EXERCISE:
The required result is the number of lines below that hold the word "change", stated without anything else.
START LISTED RECORDS
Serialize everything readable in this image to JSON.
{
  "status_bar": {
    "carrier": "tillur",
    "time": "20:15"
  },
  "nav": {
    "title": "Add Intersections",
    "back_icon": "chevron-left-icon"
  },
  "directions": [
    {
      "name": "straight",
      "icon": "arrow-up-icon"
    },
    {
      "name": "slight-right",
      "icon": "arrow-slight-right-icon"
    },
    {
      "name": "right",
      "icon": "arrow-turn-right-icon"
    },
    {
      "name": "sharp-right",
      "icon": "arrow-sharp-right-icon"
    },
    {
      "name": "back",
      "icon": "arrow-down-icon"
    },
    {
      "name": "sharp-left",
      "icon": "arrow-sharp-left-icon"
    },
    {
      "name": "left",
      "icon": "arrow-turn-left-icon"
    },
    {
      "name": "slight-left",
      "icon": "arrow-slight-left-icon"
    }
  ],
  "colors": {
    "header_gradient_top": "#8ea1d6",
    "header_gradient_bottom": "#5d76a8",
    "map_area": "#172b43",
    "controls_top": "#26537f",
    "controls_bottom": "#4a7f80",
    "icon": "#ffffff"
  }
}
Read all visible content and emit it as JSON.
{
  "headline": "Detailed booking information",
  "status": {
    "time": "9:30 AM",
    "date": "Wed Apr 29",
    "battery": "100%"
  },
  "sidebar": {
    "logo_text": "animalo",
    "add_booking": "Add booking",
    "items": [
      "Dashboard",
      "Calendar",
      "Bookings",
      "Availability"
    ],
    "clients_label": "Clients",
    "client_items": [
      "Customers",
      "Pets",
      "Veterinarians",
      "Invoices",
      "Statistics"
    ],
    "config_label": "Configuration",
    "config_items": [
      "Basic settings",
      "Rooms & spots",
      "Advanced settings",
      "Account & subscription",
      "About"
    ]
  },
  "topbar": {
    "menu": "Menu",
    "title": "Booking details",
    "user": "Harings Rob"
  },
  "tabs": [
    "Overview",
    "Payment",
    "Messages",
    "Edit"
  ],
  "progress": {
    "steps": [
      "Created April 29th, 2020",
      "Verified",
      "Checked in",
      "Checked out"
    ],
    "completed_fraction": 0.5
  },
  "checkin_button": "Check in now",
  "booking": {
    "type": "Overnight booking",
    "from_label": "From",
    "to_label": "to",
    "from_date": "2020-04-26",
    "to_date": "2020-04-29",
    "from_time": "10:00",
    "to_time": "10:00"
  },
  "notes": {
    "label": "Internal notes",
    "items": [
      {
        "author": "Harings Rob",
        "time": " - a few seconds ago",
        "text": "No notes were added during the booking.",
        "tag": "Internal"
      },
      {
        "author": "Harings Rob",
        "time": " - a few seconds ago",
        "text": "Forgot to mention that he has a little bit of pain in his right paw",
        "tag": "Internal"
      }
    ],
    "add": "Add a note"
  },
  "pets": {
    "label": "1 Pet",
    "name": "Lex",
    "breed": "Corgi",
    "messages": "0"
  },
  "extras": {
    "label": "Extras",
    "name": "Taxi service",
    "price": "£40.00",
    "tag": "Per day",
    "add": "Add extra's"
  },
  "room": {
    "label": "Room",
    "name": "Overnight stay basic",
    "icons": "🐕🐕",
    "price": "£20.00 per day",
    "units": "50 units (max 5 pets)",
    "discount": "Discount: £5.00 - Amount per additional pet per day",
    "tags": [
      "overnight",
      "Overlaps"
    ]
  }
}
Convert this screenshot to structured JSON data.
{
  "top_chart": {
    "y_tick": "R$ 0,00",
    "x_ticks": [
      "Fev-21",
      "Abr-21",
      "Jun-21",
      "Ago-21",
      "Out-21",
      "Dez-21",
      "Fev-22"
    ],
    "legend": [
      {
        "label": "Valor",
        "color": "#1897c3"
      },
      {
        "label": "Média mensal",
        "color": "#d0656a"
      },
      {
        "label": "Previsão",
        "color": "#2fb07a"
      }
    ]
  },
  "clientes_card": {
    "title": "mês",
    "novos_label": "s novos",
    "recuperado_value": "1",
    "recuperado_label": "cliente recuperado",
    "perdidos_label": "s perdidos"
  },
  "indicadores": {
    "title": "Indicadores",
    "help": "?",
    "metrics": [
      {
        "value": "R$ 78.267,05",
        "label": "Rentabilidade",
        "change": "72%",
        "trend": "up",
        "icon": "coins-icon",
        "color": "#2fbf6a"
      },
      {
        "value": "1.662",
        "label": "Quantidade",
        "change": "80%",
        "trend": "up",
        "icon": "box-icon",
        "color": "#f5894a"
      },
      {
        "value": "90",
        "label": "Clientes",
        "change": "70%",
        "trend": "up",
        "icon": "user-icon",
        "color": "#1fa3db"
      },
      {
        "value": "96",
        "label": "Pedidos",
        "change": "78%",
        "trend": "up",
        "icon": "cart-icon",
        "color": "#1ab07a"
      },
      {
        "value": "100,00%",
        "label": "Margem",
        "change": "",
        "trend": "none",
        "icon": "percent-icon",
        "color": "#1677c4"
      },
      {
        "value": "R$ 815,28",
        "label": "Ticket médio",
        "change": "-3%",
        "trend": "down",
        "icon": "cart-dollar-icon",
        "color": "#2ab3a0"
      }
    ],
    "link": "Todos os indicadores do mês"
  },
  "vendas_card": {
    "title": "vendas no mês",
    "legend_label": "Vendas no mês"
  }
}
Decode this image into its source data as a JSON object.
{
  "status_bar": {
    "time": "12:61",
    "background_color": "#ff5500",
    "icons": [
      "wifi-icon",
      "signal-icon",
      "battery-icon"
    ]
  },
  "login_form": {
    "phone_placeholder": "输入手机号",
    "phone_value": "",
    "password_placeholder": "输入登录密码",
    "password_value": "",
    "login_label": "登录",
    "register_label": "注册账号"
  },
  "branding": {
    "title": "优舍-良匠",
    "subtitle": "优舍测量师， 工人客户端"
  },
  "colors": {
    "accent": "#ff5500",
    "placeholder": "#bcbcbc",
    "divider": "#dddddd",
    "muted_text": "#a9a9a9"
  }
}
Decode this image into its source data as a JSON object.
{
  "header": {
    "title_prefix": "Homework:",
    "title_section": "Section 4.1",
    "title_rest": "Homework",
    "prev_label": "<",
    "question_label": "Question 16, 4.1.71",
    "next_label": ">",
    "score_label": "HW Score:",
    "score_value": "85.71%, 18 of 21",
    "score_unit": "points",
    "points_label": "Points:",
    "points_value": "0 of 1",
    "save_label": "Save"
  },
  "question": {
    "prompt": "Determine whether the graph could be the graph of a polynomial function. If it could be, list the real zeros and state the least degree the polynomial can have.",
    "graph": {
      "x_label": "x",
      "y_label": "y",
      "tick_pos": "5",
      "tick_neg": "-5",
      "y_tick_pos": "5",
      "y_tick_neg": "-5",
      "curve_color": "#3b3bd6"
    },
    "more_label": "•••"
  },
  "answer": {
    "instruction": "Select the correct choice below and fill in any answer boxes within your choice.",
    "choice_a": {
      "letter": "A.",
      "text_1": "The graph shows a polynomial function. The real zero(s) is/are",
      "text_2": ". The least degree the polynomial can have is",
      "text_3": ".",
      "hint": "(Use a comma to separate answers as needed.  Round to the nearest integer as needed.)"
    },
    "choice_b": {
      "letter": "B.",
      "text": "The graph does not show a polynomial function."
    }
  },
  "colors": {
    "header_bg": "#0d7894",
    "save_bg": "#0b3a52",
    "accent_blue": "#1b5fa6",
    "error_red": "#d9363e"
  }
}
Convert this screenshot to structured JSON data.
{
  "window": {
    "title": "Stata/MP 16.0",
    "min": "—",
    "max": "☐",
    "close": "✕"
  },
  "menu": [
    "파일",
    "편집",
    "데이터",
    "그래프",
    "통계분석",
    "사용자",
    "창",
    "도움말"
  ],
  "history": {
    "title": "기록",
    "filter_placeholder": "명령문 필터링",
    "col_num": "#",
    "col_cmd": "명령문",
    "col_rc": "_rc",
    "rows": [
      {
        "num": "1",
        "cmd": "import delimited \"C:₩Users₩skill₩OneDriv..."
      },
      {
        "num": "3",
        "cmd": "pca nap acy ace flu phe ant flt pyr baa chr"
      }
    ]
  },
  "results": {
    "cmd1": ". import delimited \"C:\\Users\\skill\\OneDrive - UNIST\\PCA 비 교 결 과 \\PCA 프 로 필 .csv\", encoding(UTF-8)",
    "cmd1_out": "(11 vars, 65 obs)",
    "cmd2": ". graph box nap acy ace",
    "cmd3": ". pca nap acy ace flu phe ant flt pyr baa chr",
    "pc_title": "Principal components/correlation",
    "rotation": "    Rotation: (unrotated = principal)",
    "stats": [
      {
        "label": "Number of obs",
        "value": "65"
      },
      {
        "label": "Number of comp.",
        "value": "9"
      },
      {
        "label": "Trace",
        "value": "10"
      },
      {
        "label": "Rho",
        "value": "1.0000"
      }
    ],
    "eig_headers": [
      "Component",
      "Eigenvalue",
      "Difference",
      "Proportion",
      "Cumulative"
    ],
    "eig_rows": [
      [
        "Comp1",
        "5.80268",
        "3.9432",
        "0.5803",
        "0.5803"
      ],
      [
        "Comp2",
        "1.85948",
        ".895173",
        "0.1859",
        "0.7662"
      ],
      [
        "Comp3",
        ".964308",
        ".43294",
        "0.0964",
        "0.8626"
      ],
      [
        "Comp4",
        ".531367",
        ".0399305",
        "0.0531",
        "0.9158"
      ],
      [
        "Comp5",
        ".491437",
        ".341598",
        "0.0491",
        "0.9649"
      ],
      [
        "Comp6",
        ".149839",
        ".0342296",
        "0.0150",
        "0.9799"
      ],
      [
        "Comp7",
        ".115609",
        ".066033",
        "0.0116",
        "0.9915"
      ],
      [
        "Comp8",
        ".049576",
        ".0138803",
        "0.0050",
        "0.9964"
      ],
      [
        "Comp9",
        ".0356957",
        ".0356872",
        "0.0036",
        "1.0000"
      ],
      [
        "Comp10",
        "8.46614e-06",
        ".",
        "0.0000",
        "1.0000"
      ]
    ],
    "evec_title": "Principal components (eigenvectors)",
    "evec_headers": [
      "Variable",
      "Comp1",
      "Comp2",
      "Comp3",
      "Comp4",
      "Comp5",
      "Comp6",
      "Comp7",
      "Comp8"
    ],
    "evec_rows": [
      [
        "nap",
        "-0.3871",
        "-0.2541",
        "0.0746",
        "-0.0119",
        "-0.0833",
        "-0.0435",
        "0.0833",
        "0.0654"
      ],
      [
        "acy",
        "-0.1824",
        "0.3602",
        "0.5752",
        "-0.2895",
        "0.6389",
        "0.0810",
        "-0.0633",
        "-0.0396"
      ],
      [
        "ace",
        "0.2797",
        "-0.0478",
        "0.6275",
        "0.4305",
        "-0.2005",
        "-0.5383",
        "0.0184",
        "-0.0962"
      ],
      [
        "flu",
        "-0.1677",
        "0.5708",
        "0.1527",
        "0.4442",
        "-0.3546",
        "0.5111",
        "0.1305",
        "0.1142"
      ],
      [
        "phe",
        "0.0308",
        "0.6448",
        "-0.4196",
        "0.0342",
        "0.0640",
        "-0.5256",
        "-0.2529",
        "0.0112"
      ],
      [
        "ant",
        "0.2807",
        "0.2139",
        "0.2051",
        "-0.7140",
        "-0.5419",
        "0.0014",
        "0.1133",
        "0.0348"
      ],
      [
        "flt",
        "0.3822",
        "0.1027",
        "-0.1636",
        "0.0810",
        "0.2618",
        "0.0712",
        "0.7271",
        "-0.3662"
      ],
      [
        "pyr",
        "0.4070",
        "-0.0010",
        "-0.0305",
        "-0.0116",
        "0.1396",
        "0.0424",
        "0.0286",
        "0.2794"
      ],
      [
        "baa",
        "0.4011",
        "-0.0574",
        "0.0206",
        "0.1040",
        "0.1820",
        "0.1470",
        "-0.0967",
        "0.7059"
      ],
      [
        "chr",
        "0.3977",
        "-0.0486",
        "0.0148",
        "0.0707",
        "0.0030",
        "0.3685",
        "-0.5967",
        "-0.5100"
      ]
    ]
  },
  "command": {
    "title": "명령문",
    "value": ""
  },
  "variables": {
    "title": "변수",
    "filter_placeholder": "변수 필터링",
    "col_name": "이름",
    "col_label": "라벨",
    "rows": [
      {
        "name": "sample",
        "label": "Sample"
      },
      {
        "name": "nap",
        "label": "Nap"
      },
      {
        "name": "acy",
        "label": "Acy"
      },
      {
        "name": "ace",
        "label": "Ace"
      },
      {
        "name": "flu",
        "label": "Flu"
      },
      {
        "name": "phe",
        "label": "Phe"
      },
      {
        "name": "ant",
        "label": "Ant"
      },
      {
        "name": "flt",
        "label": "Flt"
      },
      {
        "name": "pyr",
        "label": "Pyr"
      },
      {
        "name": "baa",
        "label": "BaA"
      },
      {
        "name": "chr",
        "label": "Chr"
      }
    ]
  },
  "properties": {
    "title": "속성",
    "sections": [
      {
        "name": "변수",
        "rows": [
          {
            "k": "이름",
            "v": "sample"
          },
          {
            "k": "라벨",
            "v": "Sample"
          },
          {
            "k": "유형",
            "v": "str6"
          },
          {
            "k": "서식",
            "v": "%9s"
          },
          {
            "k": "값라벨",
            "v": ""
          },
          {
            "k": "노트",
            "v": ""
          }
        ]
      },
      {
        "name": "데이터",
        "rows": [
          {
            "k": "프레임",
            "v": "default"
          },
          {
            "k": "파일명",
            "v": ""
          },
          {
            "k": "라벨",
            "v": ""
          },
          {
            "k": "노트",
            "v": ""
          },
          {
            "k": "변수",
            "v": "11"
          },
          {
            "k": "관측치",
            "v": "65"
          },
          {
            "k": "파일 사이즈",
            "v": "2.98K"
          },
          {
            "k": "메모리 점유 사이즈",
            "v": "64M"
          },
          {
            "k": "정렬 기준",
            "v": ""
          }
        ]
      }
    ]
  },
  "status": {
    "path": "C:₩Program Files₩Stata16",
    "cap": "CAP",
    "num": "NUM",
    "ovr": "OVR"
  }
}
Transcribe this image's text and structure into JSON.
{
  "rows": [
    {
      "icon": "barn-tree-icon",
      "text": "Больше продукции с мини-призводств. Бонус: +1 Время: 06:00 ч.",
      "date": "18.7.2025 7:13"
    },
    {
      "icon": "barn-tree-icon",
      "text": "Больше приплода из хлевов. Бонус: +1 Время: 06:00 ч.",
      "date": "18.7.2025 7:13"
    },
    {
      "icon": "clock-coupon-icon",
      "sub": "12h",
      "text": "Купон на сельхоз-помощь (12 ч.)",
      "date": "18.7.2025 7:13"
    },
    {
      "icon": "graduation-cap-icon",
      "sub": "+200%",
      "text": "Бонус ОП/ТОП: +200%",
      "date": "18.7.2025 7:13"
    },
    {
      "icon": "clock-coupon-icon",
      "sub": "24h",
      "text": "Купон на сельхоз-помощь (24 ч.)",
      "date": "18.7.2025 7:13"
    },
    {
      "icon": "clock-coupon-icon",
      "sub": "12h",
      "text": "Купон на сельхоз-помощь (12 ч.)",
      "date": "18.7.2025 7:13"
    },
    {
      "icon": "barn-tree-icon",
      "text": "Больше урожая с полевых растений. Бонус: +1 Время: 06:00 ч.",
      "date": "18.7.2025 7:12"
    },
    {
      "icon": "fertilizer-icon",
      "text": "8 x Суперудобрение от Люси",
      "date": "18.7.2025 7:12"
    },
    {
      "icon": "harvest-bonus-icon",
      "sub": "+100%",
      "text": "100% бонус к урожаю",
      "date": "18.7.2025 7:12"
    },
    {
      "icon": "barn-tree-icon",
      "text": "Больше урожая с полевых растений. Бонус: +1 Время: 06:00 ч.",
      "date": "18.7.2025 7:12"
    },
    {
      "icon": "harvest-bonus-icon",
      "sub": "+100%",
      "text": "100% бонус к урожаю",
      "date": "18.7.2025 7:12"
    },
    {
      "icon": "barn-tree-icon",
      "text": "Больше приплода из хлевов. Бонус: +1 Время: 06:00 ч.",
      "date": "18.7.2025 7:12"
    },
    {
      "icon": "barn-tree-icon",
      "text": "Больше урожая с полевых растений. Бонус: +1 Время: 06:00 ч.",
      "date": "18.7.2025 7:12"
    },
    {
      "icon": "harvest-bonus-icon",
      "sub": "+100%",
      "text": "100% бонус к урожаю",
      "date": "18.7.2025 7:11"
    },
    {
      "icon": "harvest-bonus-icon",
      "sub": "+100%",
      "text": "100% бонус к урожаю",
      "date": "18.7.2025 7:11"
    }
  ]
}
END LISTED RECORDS
SOLVED EXERCISE:
6